Voices From Poland I: The Restoration of Order

Voices From Poland I: The Restoration of Order

Stanislaw Barahczak, poet and essayist, was born in 1946 in Poznan, Poland. He studied at Adam Mickieivicz University in Poznan and received a doctorate in Polish literature in 1973. He was one of the cofounders of KOR in 1976 and a coeditor of Zapis and Krytyka, two of the most influential independent publications. In 1977 he was fired from his teaching position at the university in Poznan and was without work for three years until pressure from the Solidarity movement caused his reinstatement in 1980. His poetry, including I Know This Is Not Right (1977) and A Triptych of Cement, Weariness, and Snow (1981), blends social concerns with linguistic experiment. Translations of his poetry can be found in Czeslaw Milosz’s Post-War Polish Poetry and his essays have appeared in the New Republic, Encounter, and Tri-Quarterly. He is now teaching Polish language and literature at Harvard. Something of a nonperson and unpoet in present-day Poland, his translations from English do, however, continue to appear; he retains a Polish passport, his future linked with Poland’s. — RICHARD LOURIE
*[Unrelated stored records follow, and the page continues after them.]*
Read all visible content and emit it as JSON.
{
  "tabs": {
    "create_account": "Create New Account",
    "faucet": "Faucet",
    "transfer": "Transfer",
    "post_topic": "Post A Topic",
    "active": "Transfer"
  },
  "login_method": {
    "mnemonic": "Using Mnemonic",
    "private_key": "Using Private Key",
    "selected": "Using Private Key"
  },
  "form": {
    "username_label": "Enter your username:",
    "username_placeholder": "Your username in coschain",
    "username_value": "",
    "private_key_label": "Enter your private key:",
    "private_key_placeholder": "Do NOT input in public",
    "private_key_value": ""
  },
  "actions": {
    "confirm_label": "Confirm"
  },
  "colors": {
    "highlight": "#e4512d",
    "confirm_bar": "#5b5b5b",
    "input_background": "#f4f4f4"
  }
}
1
According to unconfirmed reports. Which should be treated
with caution. According to unconfirmed reports
delayed in reaching us due to
unfavorable snowy weather and barbed wire. According
to unconfirmed reports, things had gotten out of hand,
air was being sucked into lungs too greedily, the sense
of reality had been lost—kicks in the ass were being refused—
the dialogue between brass knuckles and jaws had been
disrupted, the fault of the latter. According
to unconfirmed reports, there’s little cause for surprise.
Little cause to be surprised by the decisive reaction.
A reaction caused by the will to restore order
so that everyone knows his place.